But Beach had one major obstacle: legendarily corrupt politician William "Boss" Tweed. Since Tweed had a vested interest in keeping the aboveground streetcar companies in business and kicking money back to him, Beach knew that any proposals for developing an alternate underground system would be quickly shot down. So he instead applied for and received a permit to install pneumatic postal tubes below Broadway.
Using the postal permit as a cover, Beach put up $350,000 of his own money to fund the construction of his subway prototype. The construction was done mainly at night, in secret, and took only 58 days to construct. Once complete, the luxurious station featured frescoes, easy chairs, ornate statues and a goldfish pond to entertain passengers as they waited to ride.
This is the design of someone completely out of touch with human nature on public transport.
Oh, and did we mention that all this was built below Broadway right in front of City Hall?
"What? I had to build the postal tube big enough for my balls to fit through."
Beach's gamble seemed like it might pay off when the prototype opened to great public enthusiasm, right up until you remember that he'd spent the previous months orchestrating a covert Boss Tweed ball-stomping parade. Beach either thought he could change Tweed's mind, or merely didn't give a shit, but whichever it was, he was wrong. The project quickly died, and with it our childhood dreams of being shot through a tube like a giant blow dart.
#4. Boeing Plant 2
In the early 1940s, Boeing Plant 2 was one of the largest, most important buildings in the world. It was responsible for producing many of the warplanes the Allies used to win World War II, which is how Boeing Plant 2 came to be known as "the building that won World War II." Also because factories were apparently last in line when it came time to pick snappy nicknames.

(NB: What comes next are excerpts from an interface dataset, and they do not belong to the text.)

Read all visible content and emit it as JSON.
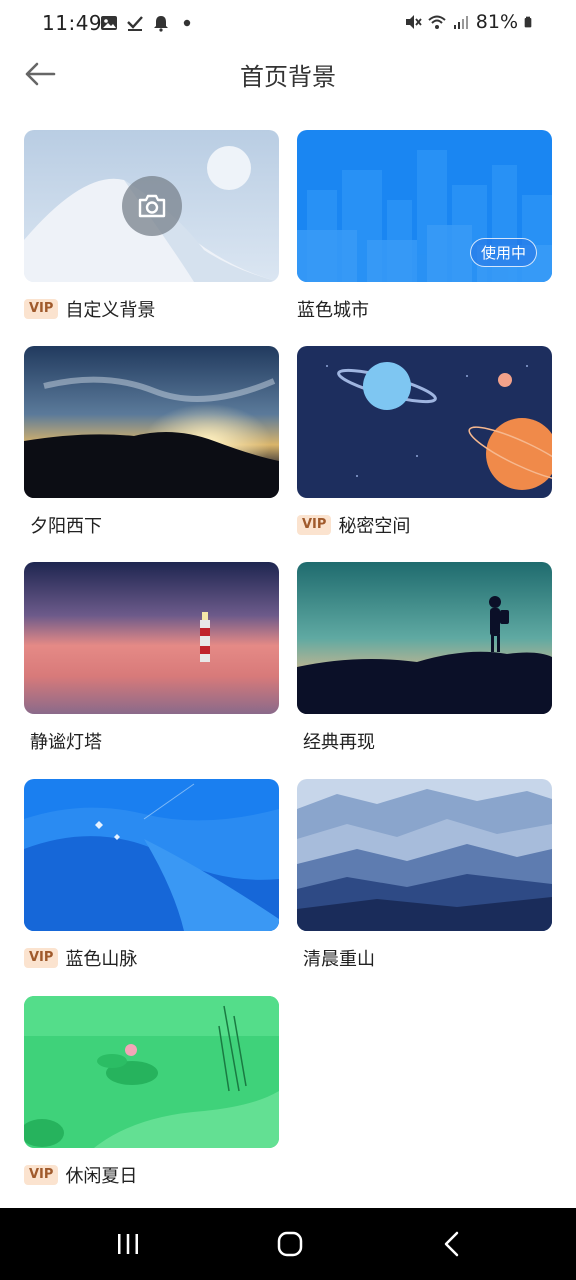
{
  "status_bar": {
    "time": "11:49",
    "battery": "81%",
    "left_icons": [
      "image-icon",
      "check-icon",
      "bell-icon",
      "dot-icon"
    ],
    "right_icons": [
      "mute-icon",
      "wifi-icon",
      "signal-icon",
      "battery-icon"
    ]
  },
  "header": {
    "title": "首页背景",
    "back_icon": "arrow-left-icon"
  },
  "backgrounds": [
    {
      "label": "自定义背景",
      "vip": "VIP",
      "art": "custom",
      "camera_icon": "camera-icon"
    },
    {
      "label": "蓝色城市",
      "in_use": "使用中",
      "art": "city"
    },
    {
      "label": "夕阳西下",
      "art": "sunset"
    },
    {
      "label": "秘密空间",
      "vip": "VIP",
      "art": "space"
    },
    {
      "label": "静谧灯塔",
      "art": "lighthouse"
    },
    {
      "label": "经典再现",
      "art": "classic"
    },
    {
      "label": "蓝色山脉",
      "vip": "VIP",
      "art": "mountain"
    },
    {
      "label": "清晨重山",
      "art": "mist"
    },
    {
      "label": "休闲夏日",
      "vip": "VIP",
      "art": "summer"
    }
  ],
  "nav_bar": {
    "recent_icon": "recent-apps-icon",
    "home_icon": "home-icon",
    "back_icon": "nav-back-icon"
  },
  "colors": {
    "vip_bg": "#fbe3cf",
    "vip_text": "#a05a2c",
    "accent_blue": "#1a7ff0"
  }
}
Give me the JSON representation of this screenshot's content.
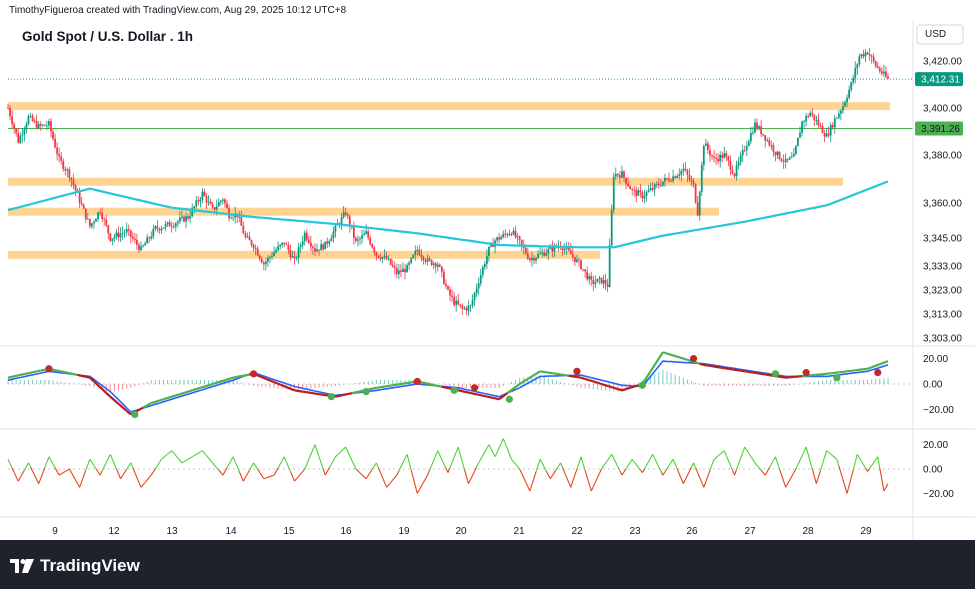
{
  "credit": "TimothyFigueroa created with TradingView.com, Aug 29, 2025 10:12 UTC+8",
  "title": "Gold Spot / U.S. Dollar . 1h",
  "currency": "USD",
  "brand": "TradingView",
  "colors": {
    "up": "#089981",
    "down": "#f23645",
    "ema": "#26c6da",
    "zone": "#ffcc80",
    "last_price_bg": "#089981",
    "level_bg": "#4caf50",
    "wt_green": "#4caf50",
    "wt_red": "#b71c1c",
    "wt_blue": "#2962ff",
    "osc_green": "#4cd137",
    "osc_red": "#e84118"
  },
  "chart_data": [
    {
      "type": "candlestick",
      "title": "Gold Spot / U.S. Dollar . 1h",
      "price_ticks": [
        3420,
        3400,
        3380,
        3360,
        3345,
        3333,
        3323,
        3313,
        3303
      ],
      "price_tick_labels": [
        "3,420.00",
        "3,400.00",
        "3,380.00",
        "3,360.00",
        "3,345.00",
        "3,333.00",
        "3,323.00",
        "3,313.00",
        "3,303.00"
      ],
      "last_price": 3412.31,
      "last_price_label": "3,412.31",
      "level_price": 3391.26,
      "level_label": "3,391.26",
      "x_ticks": [
        "9",
        "12",
        "13",
        "14",
        "15",
        "16",
        "19",
        "20",
        "21",
        "22",
        "23",
        "26",
        "27",
        "28",
        "29"
      ],
      "support_resistance_zones": [
        {
          "from": 3399.5,
          "to": 3402.5
        },
        {
          "from": 3368.0,
          "to": 3370.5
        },
        {
          "from": 3355.0,
          "to": 3358.0
        },
        {
          "from": 3336.5,
          "to": 3339.5
        }
      ],
      "close_path": [
        [
          0,
          3400
        ],
        [
          5,
          3386
        ],
        [
          10,
          3396
        ],
        [
          15,
          3392
        ],
        [
          20,
          3393
        ],
        [
          25,
          3378
        ],
        [
          30,
          3372
        ],
        [
          40,
          3350
        ],
        [
          45,
          3357
        ],
        [
          50,
          3345
        ],
        [
          58,
          3348
        ],
        [
          65,
          3340
        ],
        [
          72,
          3349
        ],
        [
          80,
          3351
        ],
        [
          88,
          3354
        ],
        [
          95,
          3364
        ],
        [
          100,
          3357
        ],
        [
          105,
          3362
        ],
        [
          108,
          3355
        ],
        [
          112,
          3355
        ],
        [
          116,
          3345
        ],
        [
          120,
          3342
        ],
        [
          125,
          3334
        ],
        [
          130,
          3339
        ],
        [
          135,
          3343
        ],
        [
          140,
          3335
        ],
        [
          145,
          3347
        ],
        [
          150,
          3340
        ],
        [
          155,
          3342
        ],
        [
          160,
          3349
        ],
        [
          165,
          3356
        ],
        [
          170,
          3343
        ],
        [
          175,
          3347
        ],
        [
          180,
          3338
        ],
        [
          185,
          3336
        ],
        [
          190,
          3330
        ],
        [
          195,
          3332
        ],
        [
          200,
          3340
        ],
        [
          205,
          3335
        ],
        [
          210,
          3334
        ],
        [
          215,
          3322
        ],
        [
          218,
          3318
        ],
        [
          222,
          3315
        ],
        [
          226,
          3316
        ],
        [
          230,
          3327
        ],
        [
          235,
          3340
        ],
        [
          238,
          3344
        ],
        [
          242,
          3346
        ],
        [
          246,
          3348
        ],
        [
          250,
          3343
        ],
        [
          255,
          3336
        ],
        [
          260,
          3338
        ],
        [
          265,
          3340
        ],
        [
          270,
          3342
        ],
        [
          275,
          3338
        ],
        [
          280,
          3333
        ],
        [
          285,
          3326
        ],
        [
          290,
          3327
        ],
        [
          293,
          3325
        ],
        [
          296,
          3372
        ],
        [
          300,
          3372
        ],
        [
          305,
          3365
        ],
        [
          310,
          3363
        ],
        [
          315,
          3366
        ],
        [
          320,
          3369
        ],
        [
          325,
          3371
        ],
        [
          330,
          3374
        ],
        [
          335,
          3367
        ],
        [
          337,
          3356
        ],
        [
          340,
          3385
        ],
        [
          345,
          3378
        ],
        [
          350,
          3380
        ],
        [
          355,
          3372
        ],
        [
          360,
          3383
        ],
        [
          365,
          3393
        ],
        [
          368,
          3390
        ],
        [
          372,
          3385
        ],
        [
          376,
          3380
        ],
        [
          380,
          3377
        ],
        [
          384,
          3379
        ],
        [
          388,
          3394
        ],
        [
          392,
          3398
        ],
        [
          396,
          3393
        ],
        [
          400,
          3388
        ],
        [
          404,
          3395
        ],
        [
          408,
          3401
        ],
        [
          412,
          3410
        ],
        [
          416,
          3422
        ],
        [
          420,
          3424
        ],
        [
          424,
          3418
        ],
        [
          428,
          3414
        ],
        [
          430,
          3412.31
        ]
      ],
      "ema_path": [
        [
          0,
          3357
        ],
        [
          40,
          3366
        ],
        [
          80,
          3358
        ],
        [
          120,
          3354
        ],
        [
          160,
          3351
        ],
        [
          200,
          3347
        ],
        [
          240,
          3342
        ],
        [
          280,
          3341
        ],
        [
          296,
          3341
        ],
        [
          320,
          3346
        ],
        [
          360,
          3352
        ],
        [
          400,
          3359
        ],
        [
          430,
          3369
        ]
      ]
    },
    {
      "type": "line",
      "title": "",
      "y_ticks": [
        "20.00",
        "0.00",
        "−20.00"
      ],
      "y_values": [
        20,
        0,
        -20
      ],
      "series": [
        {
          "values": [
            [
              0,
              5
            ],
            [
              20,
              12
            ],
            [
              40,
              5
            ],
            [
              50,
              -10
            ],
            [
              60,
              -24
            ],
            [
              70,
              -15
            ],
            [
              90,
              -5
            ],
            [
              110,
              5
            ],
            [
              120,
              8
            ],
            [
              140,
              -5
            ],
            [
              160,
              -10
            ],
            [
              180,
              -3
            ],
            [
              200,
              2
            ],
            [
              220,
              -5
            ],
            [
              240,
              -12
            ],
            [
              250,
              0
            ],
            [
              260,
              10
            ],
            [
              280,
              5
            ],
            [
              300,
              -5
            ],
            [
              310,
              0
            ],
            [
              320,
              25
            ],
            [
              340,
              15
            ],
            [
              360,
              10
            ],
            [
              380,
              5
            ],
            [
              400,
              8
            ],
            [
              420,
              12
            ],
            [
              430,
              18
            ]
          ]
        },
        {
          "values": [
            [
              0,
              3
            ],
            [
              20,
              10
            ],
            [
              40,
              6
            ],
            [
              50,
              -6
            ],
            [
              60,
              -22
            ],
            [
              70,
              -17
            ],
            [
              90,
              -7
            ],
            [
              110,
              3
            ],
            [
              120,
              9
            ],
            [
              140,
              -2
            ],
            [
              160,
              -9
            ],
            [
              180,
              -5
            ],
            [
              200,
              0
            ],
            [
              220,
              -3
            ],
            [
              240,
              -10
            ],
            [
              250,
              -3
            ],
            [
              260,
              6
            ],
            [
              280,
              7
            ],
            [
              300,
              -1
            ],
            [
              310,
              -2
            ],
            [
              320,
              18
            ],
            [
              340,
              16
            ],
            [
              360,
              11
            ],
            [
              380,
              6
            ],
            [
              400,
              6
            ],
            [
              420,
              10
            ],
            [
              430,
              15
            ]
          ]
        }
      ],
      "dots": [
        {
          "x": 20,
          "y": 12,
          "color": "red"
        },
        {
          "x": 62,
          "y": -24,
          "color": "green"
        },
        {
          "x": 120,
          "y": 8,
          "color": "red"
        },
        {
          "x": 158,
          "y": -10,
          "color": "green"
        },
        {
          "x": 175,
          "y": -6,
          "color": "green"
        },
        {
          "x": 200,
          "y": 2,
          "color": "red"
        },
        {
          "x": 218,
          "y": -5,
          "color": "green"
        },
        {
          "x": 228,
          "y": -3,
          "color": "red"
        },
        {
          "x": 245,
          "y": -12,
          "color": "green"
        },
        {
          "x": 278,
          "y": 10,
          "color": "red"
        },
        {
          "x": 310,
          "y": -1,
          "color": "green"
        },
        {
          "x": 335,
          "y": 20,
          "color": "red"
        },
        {
          "x": 375,
          "y": 8,
          "color": "green"
        },
        {
          "x": 390,
          "y": 9,
          "color": "red"
        },
        {
          "x": 405,
          "y": 5,
          "color": "green"
        },
        {
          "x": 425,
          "y": 9,
          "color": "red"
        }
      ]
    },
    {
      "type": "line",
      "title": "",
      "y_ticks": [
        "20.00",
        "0.00",
        "−20.00"
      ],
      "y_values": [
        20,
        0,
        -20
      ],
      "series": [
        {
          "values": [
            [
              0,
              8
            ],
            [
              5,
              -10
            ],
            [
              10,
              5
            ],
            [
              15,
              -12
            ],
            [
              20,
              10
            ],
            [
              25,
              -5
            ],
            [
              30,
              0
            ],
            [
              35,
              -15
            ],
            [
              40,
              8
            ],
            [
              45,
              -5
            ],
            [
              50,
              12
            ],
            [
              55,
              -8
            ],
            [
              60,
              5
            ],
            [
              65,
              -15
            ],
            [
              70,
              -5
            ],
            [
              75,
              8
            ],
            [
              80,
              15
            ],
            [
              85,
              5
            ],
            [
              90,
              10
            ],
            [
              95,
              15
            ],
            [
              100,
              5
            ],
            [
              105,
              -5
            ],
            [
              110,
              10
            ],
            [
              115,
              -10
            ],
            [
              120,
              5
            ],
            [
              125,
              -8
            ],
            [
              130,
              -5
            ],
            [
              135,
              10
            ],
            [
              140,
              -10
            ],
            [
              145,
              0
            ],
            [
              150,
              20
            ],
            [
              155,
              -5
            ],
            [
              160,
              10
            ],
            [
              165,
              18
            ],
            [
              170,
              0
            ],
            [
              175,
              -8
            ],
            [
              180,
              5
            ],
            [
              185,
              -15
            ],
            [
              190,
              -5
            ],
            [
              195,
              12
            ],
            [
              200,
              -20
            ],
            [
              205,
              -5
            ],
            [
              210,
              15
            ],
            [
              215,
              -3
            ],
            [
              220,
              18
            ],
            [
              225,
              -12
            ],
            [
              230,
              5
            ],
            [
              235,
              20
            ],
            [
              238,
              10
            ],
            [
              242,
              25
            ],
            [
              246,
              8
            ],
            [
              250,
              0
            ],
            [
              255,
              -18
            ],
            [
              260,
              8
            ],
            [
              265,
              -8
            ],
            [
              270,
              5
            ],
            [
              275,
              -15
            ],
            [
              280,
              10
            ],
            [
              285,
              -18
            ],
            [
              290,
              0
            ],
            [
              295,
              12
            ],
            [
              300,
              -5
            ],
            [
              305,
              8
            ],
            [
              310,
              -3
            ],
            [
              315,
              12
            ],
            [
              320,
              -5
            ],
            [
              325,
              8
            ],
            [
              330,
              -12
            ],
            [
              335,
              5
            ],
            [
              340,
              -15
            ],
            [
              345,
              8
            ],
            [
              350,
              15
            ],
            [
              355,
              -5
            ],
            [
              360,
              18
            ],
            [
              365,
              5
            ],
            [
              370,
              -5
            ],
            [
              375,
              10
            ],
            [
              380,
              -15
            ],
            [
              385,
              0
            ],
            [
              390,
              18
            ],
            [
              395,
              -12
            ],
            [
              400,
              15
            ],
            [
              405,
              8
            ],
            [
              410,
              -20
            ],
            [
              415,
              12
            ],
            [
              420,
              -2
            ],
            [
              425,
              10
            ],
            [
              428,
              -18
            ],
            [
              430,
              -12
            ]
          ]
        }
      ]
    }
  ]
}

"'Nazi Asswhoop Cannery.' 'Death From Above Hatchery.' Really any of these would have worked, guys."
But for such a crucial factory, it sure didn't look very threatening.

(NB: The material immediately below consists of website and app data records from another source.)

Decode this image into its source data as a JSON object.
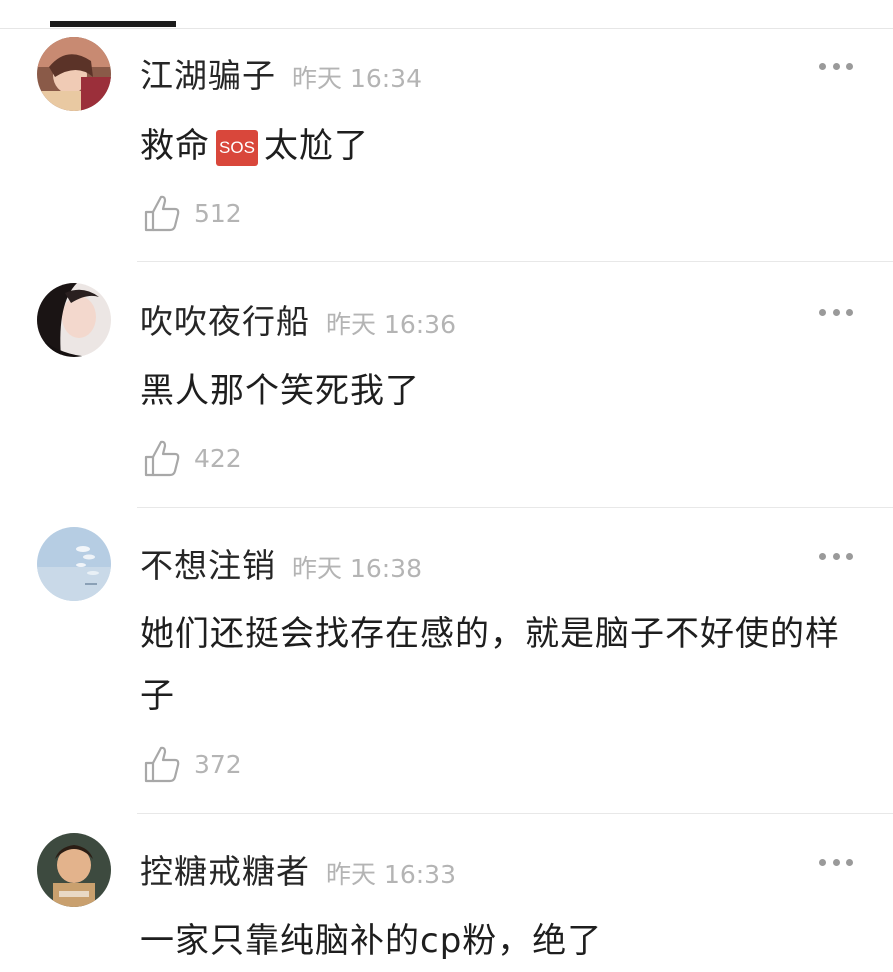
{
  "comments": [
    {
      "author": "江湖骗子",
      "time": "昨天 16:34",
      "content_before": "救命",
      "badge": "SOS",
      "content_after": "太尬了",
      "likes": "512",
      "avatar_icon": "avatar-girl-red-icon"
    },
    {
      "author": "吹吹夜行船",
      "time": "昨天 16:36",
      "content": "黑人那个笑死我了",
      "likes": "422",
      "avatar_icon": "avatar-girl-dark-icon"
    },
    {
      "author": "不想注销",
      "time": "昨天 16:38",
      "content": "她们还挺会找存在感的，就是脑子不好使的样子",
      "likes": "372",
      "avatar_icon": "avatar-sky-icon"
    },
    {
      "author": "控糖戒糖者",
      "time": "昨天 16:33",
      "content": "一家只靠纯脑补的cp粉，绝了",
      "avatar_icon": "avatar-child-icon"
    }
  ],
  "colors": {
    "text": "#1e1e1e",
    "muted": "#b4b4b4",
    "badge": "#d9473b"
  }
}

The biggest building in this picture appears to be a trout farm.
Of course that was by design.
The problem with depending on one giant building to win a world war is that your enemy can drop bombs on it from as high as they want without having to worry too much about stuff like aiming and being remotely sober.

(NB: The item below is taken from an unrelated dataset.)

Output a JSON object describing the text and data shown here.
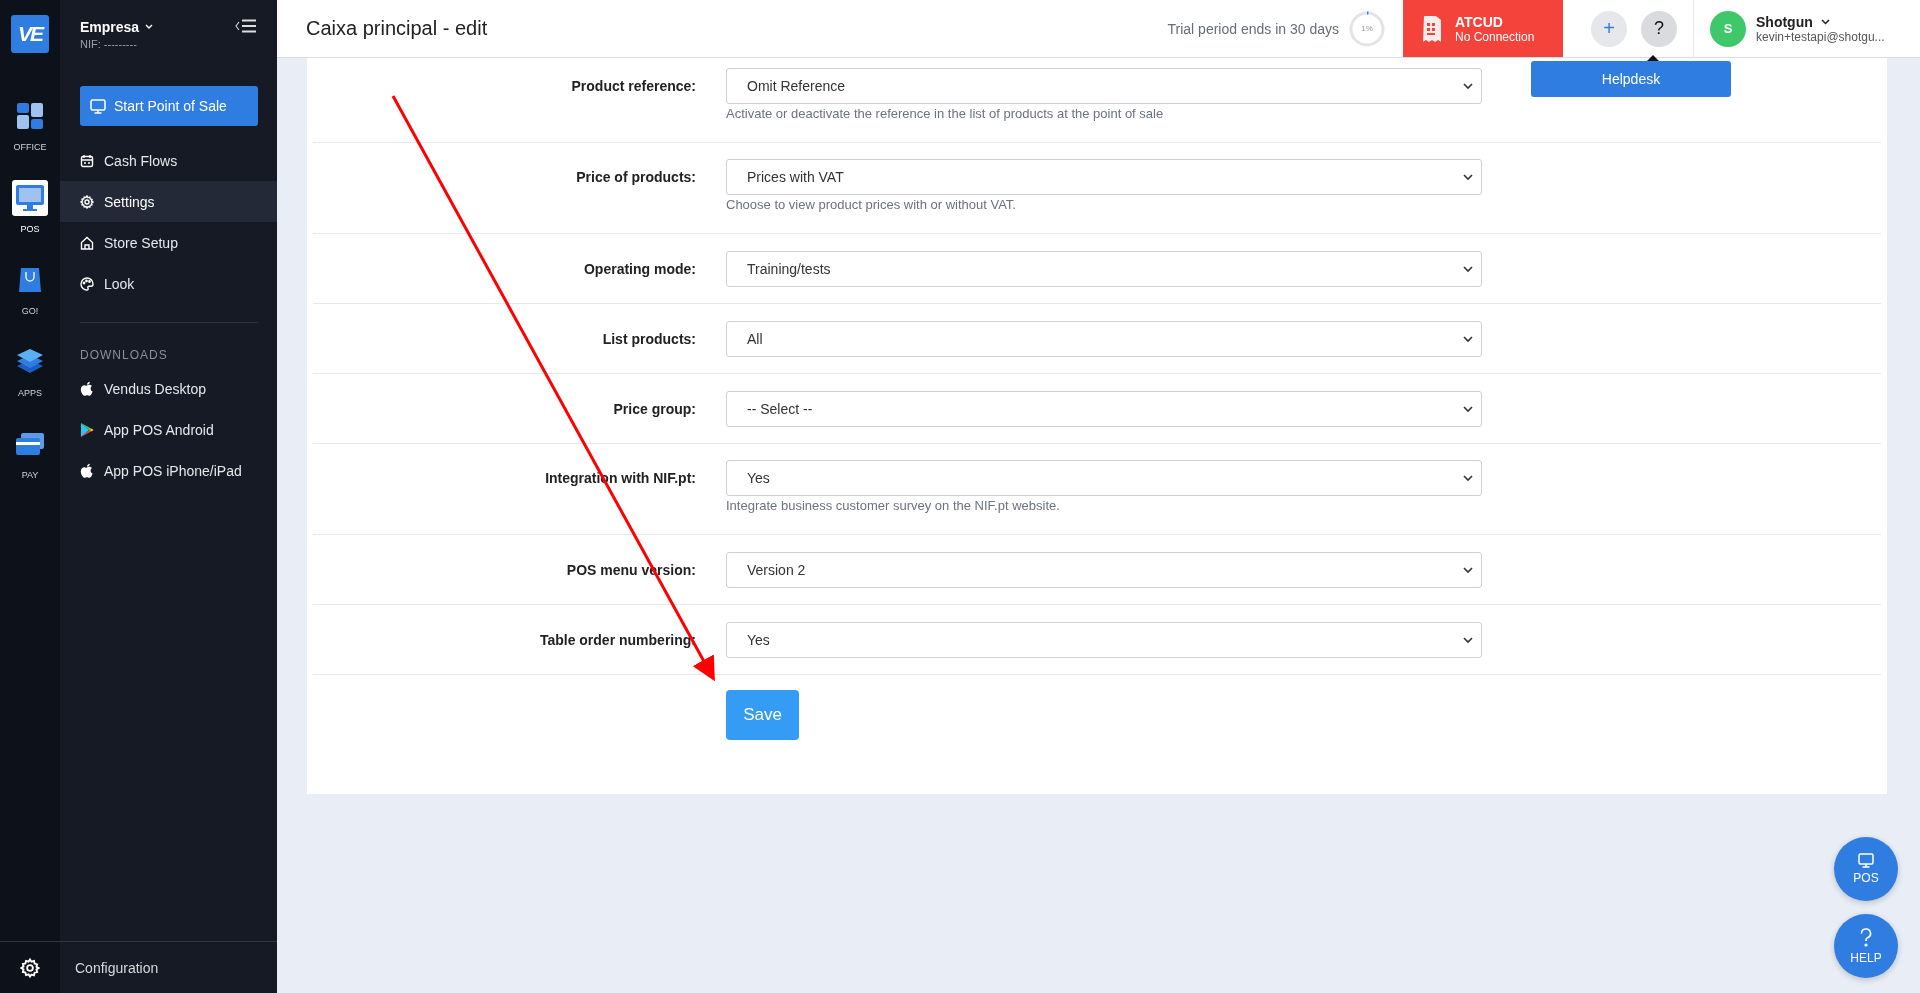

Bundesarchiv, Bild 146-1995-042-37 / Unknown / CC-BY-SA
"Pilot to bombardier ... could you bring up some more Jagermeister?"
At the height of the war, the asswhup cannery had ramped up production to as many as 12 B-17 Flying Fortresses a day. Its size of 1,776,000 square feet and location in Washington state meant that it would be the first place Japanese bombers would visit if they ever decided to fuck with American soil again.
Of course, they'd have to find the damn thing first. In a decision that surely elicited a medley of harrumphing among military brass, Boeing turned to John S. Detlie, a Hollywood set designer and art director, to use his movie magic to make the very large, very obvious building less of both of those things.
He later went on to disguise Pearl Harbor as an Oscar-winning film.
It cost a fortune at $1 million (estimated at $15 million in today's money), but when he was done Detlie had made America's most vulnerable target disappear under an entirely fake, 12-square-block neighborhood draped over the roof of the plant. What from the air appeared to be a normal suburban neighborhood -- complete with houses, streets, trees and even hills -- up close was an enormous Hollywood movie set constructed from plywood, chicken wire, burlap and a whole shitload of paint. The camouflage was so detailed that the fake roads had street signs marking them, with names like Burlap Boulevard and Synthetic Street.
"I told you Marie, Bullshit Avenue is another block down from us."
The set was dismantled after the war, and the materials used to build it were offered to Boeing employees for little to no cost. So today there are real homes that were built using bits and pieces of the fake ones that once served to hide the building that won the war. It also means that, for one fleeting moment in this one instance, Hollywood was as important as it thinks it is.